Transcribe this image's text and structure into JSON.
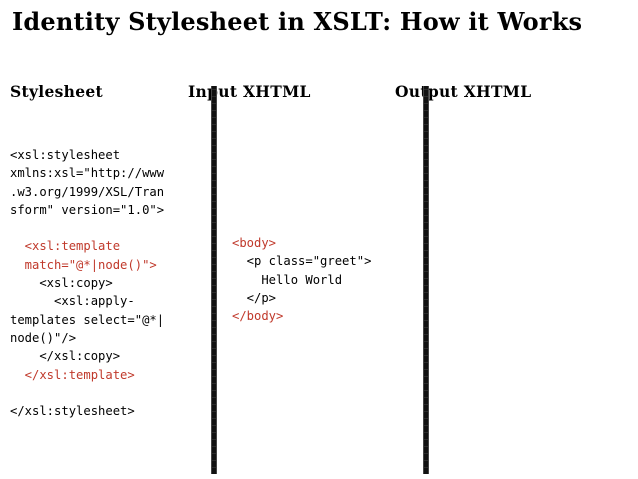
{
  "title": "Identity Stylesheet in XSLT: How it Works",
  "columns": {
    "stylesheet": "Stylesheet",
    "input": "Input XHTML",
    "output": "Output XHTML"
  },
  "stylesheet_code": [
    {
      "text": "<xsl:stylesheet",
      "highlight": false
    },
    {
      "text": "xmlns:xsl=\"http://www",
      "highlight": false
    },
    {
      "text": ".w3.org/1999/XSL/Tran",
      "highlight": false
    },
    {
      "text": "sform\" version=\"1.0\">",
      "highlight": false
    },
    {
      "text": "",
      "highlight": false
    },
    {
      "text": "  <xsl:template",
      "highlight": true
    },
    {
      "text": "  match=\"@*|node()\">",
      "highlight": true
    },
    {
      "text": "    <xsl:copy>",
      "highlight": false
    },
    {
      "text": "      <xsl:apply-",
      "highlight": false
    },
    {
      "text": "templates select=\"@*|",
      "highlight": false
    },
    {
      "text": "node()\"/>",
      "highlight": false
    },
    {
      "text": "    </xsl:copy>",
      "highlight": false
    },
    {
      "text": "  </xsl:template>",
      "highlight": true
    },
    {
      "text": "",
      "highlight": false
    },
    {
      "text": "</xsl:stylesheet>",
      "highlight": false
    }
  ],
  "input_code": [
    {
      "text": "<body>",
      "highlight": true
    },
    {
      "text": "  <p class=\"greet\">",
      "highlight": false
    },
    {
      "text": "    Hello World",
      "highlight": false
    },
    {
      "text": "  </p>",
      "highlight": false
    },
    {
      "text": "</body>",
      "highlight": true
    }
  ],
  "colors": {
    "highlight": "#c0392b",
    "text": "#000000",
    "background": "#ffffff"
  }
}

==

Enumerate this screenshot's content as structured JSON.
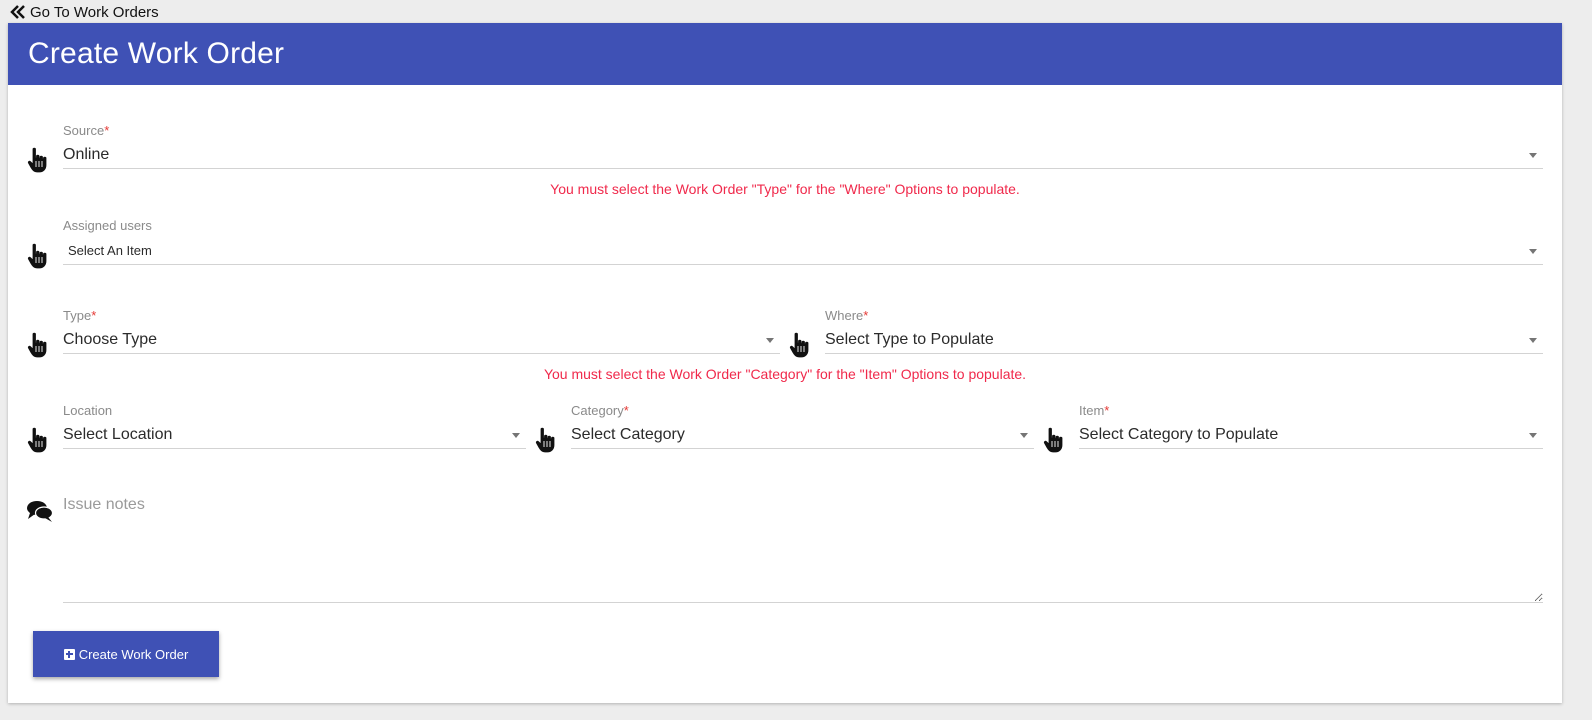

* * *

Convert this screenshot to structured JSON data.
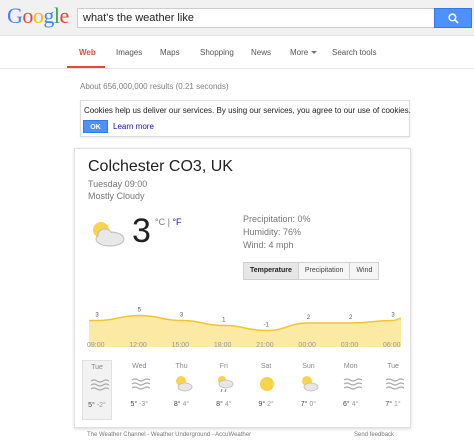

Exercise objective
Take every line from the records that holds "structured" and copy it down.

Problem solution
Enumerate this screenshot's content as structured JSON.
Convert this screenshot to structured JSON data.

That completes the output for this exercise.